Variety may be created in one way by doubling the time values of the cymbal ride pattern, slowing it down and creating a "2" feel while keeping the high hat playing on the 2nd and 4th beats. The bass player should participate by basing the bass part on embellished half notes. (It is essential for the drummer to avoid playing anything on the 2nd quarter note of measures which establish a "2" feel and conversely, to make sure to play the 2nd quarter as soon as a change to 4/4 feel is desired.) Another way to find variety is to double up the occurrence of the high hat beats while maintaining the 4/4 ride. This creates a lilting "double time" feel and can be used to stimulate or support solo passages that contain a prevalence of 16th note patterns.

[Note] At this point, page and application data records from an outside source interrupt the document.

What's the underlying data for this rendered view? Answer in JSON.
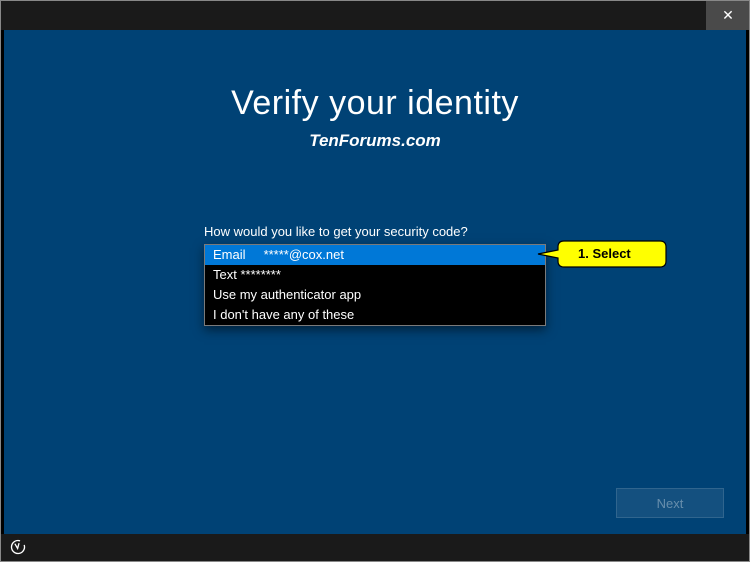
{
  "titlebar": {
    "close_label": "✕"
  },
  "page": {
    "title": "Verify your identity",
    "watermark": "TenForums.com",
    "prompt": "How would you like to get your security code?"
  },
  "dropdown": {
    "options": [
      {
        "label": "Email     *****@cox.net",
        "selected": true
      },
      {
        "label": "Text ********",
        "selected": false
      },
      {
        "label": "Use my authenticator app",
        "selected": false
      },
      {
        "label": "I don't have any of these",
        "selected": false
      }
    ]
  },
  "callout": {
    "text": "1. Select"
  },
  "footer": {
    "next_label": "Next"
  }
}
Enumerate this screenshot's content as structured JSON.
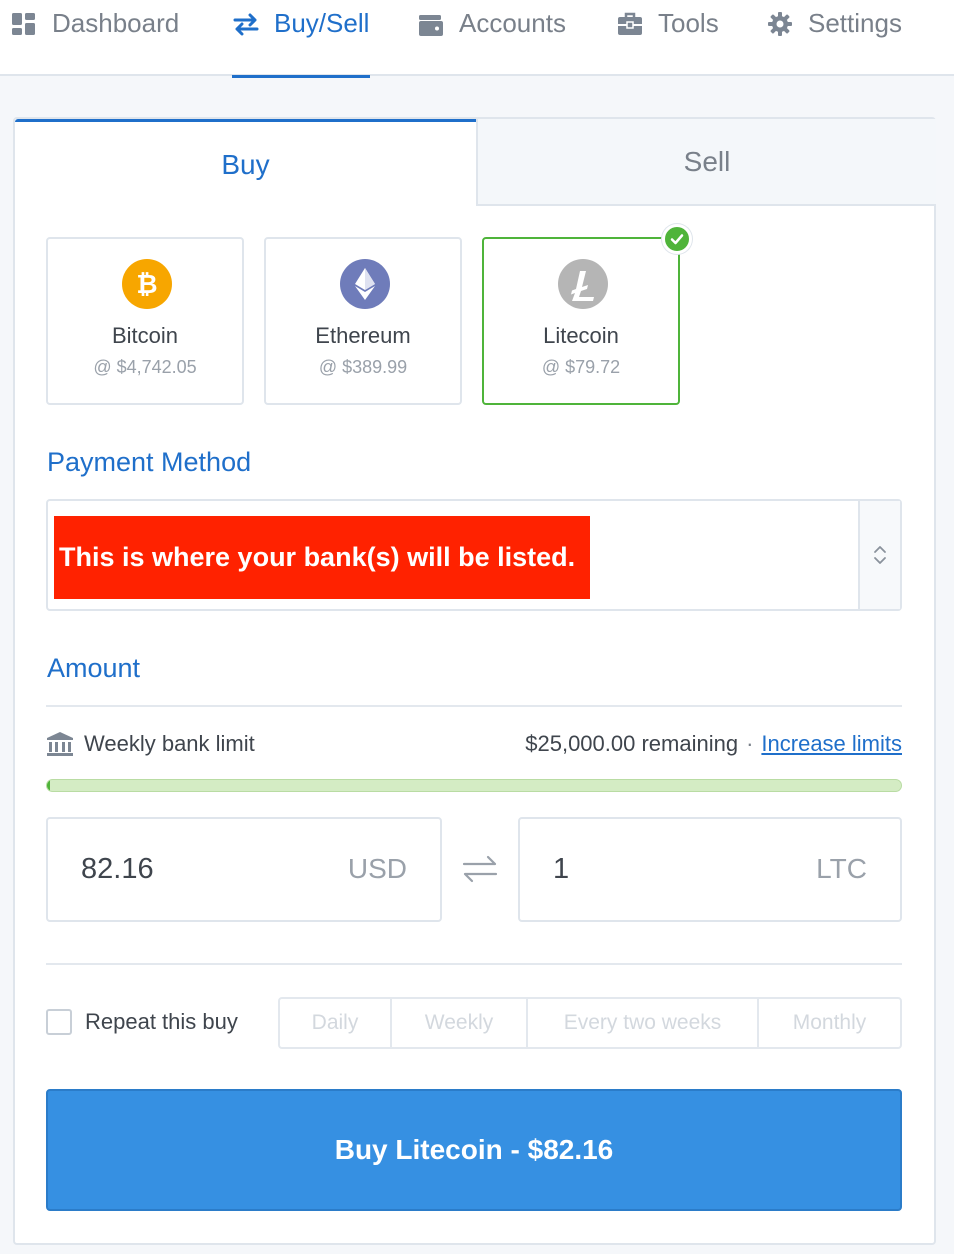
{
  "nav": {
    "dashboard": "Dashboard",
    "buysell": "Buy/Sell",
    "accounts": "Accounts",
    "tools": "Tools",
    "settings": "Settings"
  },
  "tabs": {
    "buy": "Buy",
    "sell": "Sell"
  },
  "coins": [
    {
      "name": "Bitcoin",
      "price": "@ $4,742.05",
      "color": "#f7a600",
      "icon": "bitcoin-icon"
    },
    {
      "name": "Ethereum",
      "price": "@ $389.99",
      "color": "#6f7cba",
      "icon": "ethereum-icon"
    },
    {
      "name": "Litecoin",
      "price": "@ $79.72",
      "color": "#b5b5b5",
      "icon": "litecoin-icon",
      "selected": true
    }
  ],
  "payment": {
    "title": "Payment Method",
    "banner": "This is where your bank(s) will be listed."
  },
  "amount": {
    "title": "Amount",
    "limit_label": "Weekly bank limit",
    "remaining": "$25,000.00 remaining",
    "separator": "·",
    "increase_link": "Increase limits",
    "limit_used_fraction": 0.003,
    "usd_value": "82.16",
    "usd_unit": "USD",
    "crypto_value": "1",
    "crypto_unit": "LTC"
  },
  "repeat": {
    "label": "Repeat this buy",
    "options": [
      "Daily",
      "Weekly",
      "Every two weeks",
      "Monthly"
    ]
  },
  "buy_button": "Buy Litecoin - $82.16",
  "colors": {
    "accent": "#1f6fca",
    "success": "#4fb43a",
    "button": "#3690e2",
    "banner": "#ff2200"
  }
}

All of the preceding techniques can be equally effective when performed with wire brushes on the snare drum rather than with sticks on the cymbals and drums. This is a much under-used texture and a return to the use of brushes would do much to improve the balance and general acoustic blend of jazz ensembles.
Another technique best reserved for ensemble sections with a 2 beat feel or specialized 4/4 sections, is to play on the high hat cymbal with sticks - alternately opening and closing it. This is a common sound in opening sections of compositions in the style of Count Basie's band and listening to that music will go a long way towards showing how that technique might best be applied to other music.
Whatever happens in the form of the music, it is usually the drummer's responsibility to direct changes of texture and dynamics in jazz ensembles. In order for this to be accomplished effectively, these changes must occur in the drum part (and often in the bass and piano parts as well) significantly earlier than they occur in the rest of the ensemble. The implications of this aspect of the role of the drums are far reaching and are little understood by most drummers and arranger/composers, let alone by other musicians less involved in rhythm section practices. Volumes could be written about ways in which to realize this element of the drummer's role but the best way to learn it is to study the wonderful examples in the work of Philly Joe Jones, Larry Bunker, Bill Goodwin, Billy Higgins, Roy Haynes, Art Blakey, Kenny Clarke, Pete La Roca, Donald Bailey, Max Roach, Mel Lewis and all the others I can't think to mention. This is a significant, though certainly incomplete list.
Many other techniques have been established in Jazz drumming and rhythm section styles that can usefully be studied and applied to new situations.. The Amahd Jamal Trio of the 1950's, with Vernell Fournier and Israel Crosby provides a wealth of examples. Connie Kay's work in the Modern Jazz Quartet offers a number of useful techniques. Elvin Jones and Tony Williams offer passionately varied ways of playing that might apply to a number of musical situations.
Much remains to be done in the development of jazz drumming styles and an informed knowledge of the creative choices made according to the musical surroundings by some of these extraordinary drummers can provide fertile ground for the growth of new styles.
"It's the drummer's sacred duty to make sure the rest of the band knows where it is at all times." - Dizzy Gillespie quoted by Bill Goodwin.